I am not a cute runner.
Before I go any further, I need to state that there cute runners. My cousin is one of them. All of her marathon pictures look like Nike ads. Her husband is the same way. After they sent me pictures of the Ironman they ran last September, I wanted to know if they had been retouched. They were too perfect.
I am not one of those runners. I'm pushing some extra weight. I don't have a beautiful stride, matching running clothes, or a bouncing ponytail. I'm usually moving pretty slowly. Watching me run is pretty ugly.
Despite all of this, I still run. I run because at the end of a long workout, I feel the way a Catholic is supposed to feel after they go to confession. Light. Refreshed. As if everything that's gone wrong in the past few days has been left behind me on the road.
I think, ultimately, that's worth a little ugliness.
How It Ends

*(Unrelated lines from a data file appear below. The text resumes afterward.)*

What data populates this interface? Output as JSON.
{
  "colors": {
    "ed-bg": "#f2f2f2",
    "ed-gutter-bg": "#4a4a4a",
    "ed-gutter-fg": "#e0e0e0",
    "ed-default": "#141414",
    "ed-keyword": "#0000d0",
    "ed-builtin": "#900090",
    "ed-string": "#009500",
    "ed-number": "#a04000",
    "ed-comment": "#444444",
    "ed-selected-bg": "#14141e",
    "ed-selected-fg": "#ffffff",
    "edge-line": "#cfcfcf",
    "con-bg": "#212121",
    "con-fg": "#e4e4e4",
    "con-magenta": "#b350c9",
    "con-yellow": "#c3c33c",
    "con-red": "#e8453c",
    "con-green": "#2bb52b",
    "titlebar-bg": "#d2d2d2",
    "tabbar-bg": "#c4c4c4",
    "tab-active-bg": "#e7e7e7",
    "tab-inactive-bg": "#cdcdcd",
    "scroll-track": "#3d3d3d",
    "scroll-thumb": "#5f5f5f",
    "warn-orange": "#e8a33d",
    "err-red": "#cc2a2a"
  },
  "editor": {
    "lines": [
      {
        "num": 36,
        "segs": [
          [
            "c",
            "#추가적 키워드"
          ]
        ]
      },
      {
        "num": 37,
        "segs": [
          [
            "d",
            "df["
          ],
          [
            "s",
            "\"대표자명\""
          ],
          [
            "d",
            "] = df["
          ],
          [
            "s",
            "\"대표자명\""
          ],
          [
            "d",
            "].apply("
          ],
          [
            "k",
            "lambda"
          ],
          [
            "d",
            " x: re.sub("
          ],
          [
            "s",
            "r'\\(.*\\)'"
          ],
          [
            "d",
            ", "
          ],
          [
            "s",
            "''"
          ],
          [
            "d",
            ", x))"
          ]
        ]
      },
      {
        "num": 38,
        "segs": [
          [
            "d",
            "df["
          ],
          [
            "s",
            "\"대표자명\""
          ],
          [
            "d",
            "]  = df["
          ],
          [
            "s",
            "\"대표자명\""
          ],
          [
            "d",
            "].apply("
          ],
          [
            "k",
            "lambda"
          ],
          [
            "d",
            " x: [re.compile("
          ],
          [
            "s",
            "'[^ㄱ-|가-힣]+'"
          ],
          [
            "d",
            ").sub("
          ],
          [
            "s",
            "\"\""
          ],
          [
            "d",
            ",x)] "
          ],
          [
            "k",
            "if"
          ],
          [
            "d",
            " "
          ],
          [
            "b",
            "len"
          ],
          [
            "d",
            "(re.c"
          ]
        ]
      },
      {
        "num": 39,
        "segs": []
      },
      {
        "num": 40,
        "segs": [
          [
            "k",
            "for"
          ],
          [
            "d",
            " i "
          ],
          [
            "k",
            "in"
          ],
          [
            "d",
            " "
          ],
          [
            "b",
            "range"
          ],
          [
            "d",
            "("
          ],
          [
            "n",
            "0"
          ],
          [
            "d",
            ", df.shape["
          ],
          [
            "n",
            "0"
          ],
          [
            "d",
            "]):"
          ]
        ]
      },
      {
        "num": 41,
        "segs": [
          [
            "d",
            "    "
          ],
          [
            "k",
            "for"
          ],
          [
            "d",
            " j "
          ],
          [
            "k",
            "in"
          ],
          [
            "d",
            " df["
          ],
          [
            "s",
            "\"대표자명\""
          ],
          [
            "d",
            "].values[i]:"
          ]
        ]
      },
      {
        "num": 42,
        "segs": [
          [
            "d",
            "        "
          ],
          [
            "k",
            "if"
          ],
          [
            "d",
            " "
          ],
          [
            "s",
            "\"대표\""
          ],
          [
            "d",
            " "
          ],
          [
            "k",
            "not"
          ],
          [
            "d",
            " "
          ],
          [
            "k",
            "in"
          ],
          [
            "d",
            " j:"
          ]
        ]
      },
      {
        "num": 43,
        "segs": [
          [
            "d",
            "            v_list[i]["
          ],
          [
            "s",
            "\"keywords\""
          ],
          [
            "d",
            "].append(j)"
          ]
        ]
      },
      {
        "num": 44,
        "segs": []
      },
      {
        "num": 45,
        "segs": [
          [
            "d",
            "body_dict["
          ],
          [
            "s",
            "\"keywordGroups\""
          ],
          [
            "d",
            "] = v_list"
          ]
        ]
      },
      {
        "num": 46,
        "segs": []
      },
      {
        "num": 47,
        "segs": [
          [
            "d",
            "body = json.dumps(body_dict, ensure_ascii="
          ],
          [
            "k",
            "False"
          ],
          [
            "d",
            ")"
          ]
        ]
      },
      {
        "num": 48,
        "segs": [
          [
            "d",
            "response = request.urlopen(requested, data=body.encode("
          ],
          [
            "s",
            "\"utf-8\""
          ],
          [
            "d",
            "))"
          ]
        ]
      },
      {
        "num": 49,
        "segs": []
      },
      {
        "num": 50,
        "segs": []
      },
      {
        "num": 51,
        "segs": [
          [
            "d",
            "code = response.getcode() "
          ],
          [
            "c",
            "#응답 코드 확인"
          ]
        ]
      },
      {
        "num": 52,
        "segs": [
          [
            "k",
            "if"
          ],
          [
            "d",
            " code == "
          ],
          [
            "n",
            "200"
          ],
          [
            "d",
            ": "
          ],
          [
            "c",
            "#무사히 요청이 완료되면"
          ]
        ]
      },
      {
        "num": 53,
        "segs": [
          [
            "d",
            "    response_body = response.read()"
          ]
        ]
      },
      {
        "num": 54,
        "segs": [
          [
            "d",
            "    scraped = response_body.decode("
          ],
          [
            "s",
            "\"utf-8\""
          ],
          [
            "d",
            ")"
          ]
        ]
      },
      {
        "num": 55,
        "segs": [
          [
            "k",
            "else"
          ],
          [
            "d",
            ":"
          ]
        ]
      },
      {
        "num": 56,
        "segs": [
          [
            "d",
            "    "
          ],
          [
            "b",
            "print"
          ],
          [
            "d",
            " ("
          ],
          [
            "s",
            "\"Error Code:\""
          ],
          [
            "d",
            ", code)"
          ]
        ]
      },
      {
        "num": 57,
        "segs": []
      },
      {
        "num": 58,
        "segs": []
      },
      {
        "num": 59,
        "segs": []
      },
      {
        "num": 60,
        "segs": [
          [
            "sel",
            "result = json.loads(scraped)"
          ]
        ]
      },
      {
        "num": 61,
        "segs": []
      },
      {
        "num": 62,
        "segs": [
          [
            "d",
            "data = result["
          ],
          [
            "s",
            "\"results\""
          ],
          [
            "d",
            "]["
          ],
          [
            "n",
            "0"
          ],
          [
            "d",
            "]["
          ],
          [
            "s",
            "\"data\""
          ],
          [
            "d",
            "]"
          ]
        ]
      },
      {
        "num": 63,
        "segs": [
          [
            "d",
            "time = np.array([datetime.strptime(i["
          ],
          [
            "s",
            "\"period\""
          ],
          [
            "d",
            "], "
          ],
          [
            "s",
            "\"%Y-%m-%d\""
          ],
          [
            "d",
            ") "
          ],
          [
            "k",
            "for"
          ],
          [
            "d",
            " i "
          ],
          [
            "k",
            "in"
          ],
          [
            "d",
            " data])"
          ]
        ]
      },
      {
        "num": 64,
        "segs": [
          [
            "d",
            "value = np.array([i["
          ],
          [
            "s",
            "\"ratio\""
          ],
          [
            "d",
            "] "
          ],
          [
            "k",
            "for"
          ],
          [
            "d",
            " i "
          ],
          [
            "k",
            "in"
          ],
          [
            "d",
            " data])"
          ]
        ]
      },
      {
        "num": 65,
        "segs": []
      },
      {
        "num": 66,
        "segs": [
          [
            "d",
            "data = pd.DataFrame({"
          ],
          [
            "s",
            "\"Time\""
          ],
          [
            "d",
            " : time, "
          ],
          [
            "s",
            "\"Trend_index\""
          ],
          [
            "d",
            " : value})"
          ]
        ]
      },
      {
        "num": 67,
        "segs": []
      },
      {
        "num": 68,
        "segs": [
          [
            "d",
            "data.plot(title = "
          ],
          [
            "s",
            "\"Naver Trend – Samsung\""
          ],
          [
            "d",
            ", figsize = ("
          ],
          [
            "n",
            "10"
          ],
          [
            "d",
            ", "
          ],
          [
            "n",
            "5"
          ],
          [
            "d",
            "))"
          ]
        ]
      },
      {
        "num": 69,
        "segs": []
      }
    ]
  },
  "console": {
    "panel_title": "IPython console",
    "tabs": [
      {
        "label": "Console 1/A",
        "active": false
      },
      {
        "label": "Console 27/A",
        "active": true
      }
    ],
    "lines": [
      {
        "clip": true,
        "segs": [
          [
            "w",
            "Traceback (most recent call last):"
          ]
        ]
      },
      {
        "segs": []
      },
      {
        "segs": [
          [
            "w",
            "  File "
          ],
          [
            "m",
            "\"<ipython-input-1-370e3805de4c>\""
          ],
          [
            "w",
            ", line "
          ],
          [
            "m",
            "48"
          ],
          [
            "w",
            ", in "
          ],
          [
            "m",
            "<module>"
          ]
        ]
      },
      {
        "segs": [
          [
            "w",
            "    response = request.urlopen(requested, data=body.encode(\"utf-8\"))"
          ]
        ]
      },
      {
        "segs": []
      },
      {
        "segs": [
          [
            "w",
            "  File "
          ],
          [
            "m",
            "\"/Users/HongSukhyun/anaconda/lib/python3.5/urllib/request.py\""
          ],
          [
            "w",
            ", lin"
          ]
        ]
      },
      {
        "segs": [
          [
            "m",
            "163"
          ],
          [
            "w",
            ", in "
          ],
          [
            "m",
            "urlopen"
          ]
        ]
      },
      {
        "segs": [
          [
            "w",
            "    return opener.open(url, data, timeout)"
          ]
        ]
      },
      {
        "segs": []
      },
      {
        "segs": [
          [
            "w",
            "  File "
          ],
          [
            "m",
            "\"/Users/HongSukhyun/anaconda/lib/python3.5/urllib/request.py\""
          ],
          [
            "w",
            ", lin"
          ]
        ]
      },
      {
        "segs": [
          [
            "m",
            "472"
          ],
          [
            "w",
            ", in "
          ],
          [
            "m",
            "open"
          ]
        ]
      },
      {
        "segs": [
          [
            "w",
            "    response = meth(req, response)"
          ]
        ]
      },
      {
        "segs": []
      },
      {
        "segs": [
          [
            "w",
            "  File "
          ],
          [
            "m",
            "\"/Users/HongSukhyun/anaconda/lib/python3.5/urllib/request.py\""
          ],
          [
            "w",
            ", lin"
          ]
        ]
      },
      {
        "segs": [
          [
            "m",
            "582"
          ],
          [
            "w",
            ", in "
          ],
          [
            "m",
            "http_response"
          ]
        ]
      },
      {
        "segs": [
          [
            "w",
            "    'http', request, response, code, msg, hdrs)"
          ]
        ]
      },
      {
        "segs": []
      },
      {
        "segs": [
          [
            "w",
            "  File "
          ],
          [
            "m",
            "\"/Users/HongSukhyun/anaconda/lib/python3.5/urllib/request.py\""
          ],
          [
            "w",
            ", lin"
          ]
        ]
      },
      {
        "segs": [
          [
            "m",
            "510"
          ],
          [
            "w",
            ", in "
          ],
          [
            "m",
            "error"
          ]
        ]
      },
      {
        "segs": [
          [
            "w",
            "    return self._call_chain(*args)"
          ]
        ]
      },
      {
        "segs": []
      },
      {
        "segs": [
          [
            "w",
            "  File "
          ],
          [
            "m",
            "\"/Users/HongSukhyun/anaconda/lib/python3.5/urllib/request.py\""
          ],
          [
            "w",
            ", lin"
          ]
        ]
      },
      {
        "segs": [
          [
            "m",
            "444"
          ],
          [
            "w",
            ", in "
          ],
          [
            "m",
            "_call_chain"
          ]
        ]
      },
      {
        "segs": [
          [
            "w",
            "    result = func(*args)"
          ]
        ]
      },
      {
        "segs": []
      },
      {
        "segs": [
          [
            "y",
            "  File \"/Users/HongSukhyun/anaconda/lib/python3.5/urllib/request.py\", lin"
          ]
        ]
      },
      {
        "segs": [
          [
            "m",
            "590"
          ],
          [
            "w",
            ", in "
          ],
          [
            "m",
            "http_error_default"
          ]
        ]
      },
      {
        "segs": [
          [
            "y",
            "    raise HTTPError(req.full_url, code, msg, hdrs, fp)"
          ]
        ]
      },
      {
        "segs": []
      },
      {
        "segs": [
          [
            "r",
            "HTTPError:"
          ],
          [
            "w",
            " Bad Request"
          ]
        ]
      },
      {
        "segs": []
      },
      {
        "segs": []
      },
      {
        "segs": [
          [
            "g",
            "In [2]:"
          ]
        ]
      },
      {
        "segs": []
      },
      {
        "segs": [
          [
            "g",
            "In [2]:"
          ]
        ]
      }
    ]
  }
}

She loved to cook and he to eat, so that's how it all began. She would cook. He would eat. They would talk about work or their spouses, perhaps drink some wine. Her recipes became more elaborate, his waistline, larger. They both made overtures at something else, but it never went anywhere because it couldn't go anywhere. He carried home leftovers from her meals; she took away his laughter at her jokes. One night, after years of food and wine, laughter and a little sadness, he wiped his lips and cleared his throat. "I'm leaving my wife," he said. "For who?" she asked. "Someone else." He replied. They were silent for awhile, until she met his eyes and said "I have an early meeting." He left and walked down the block, realizing halfway to his car that he had forgotten the leftovers she always prepared. He went back and rang the bell. She never answered.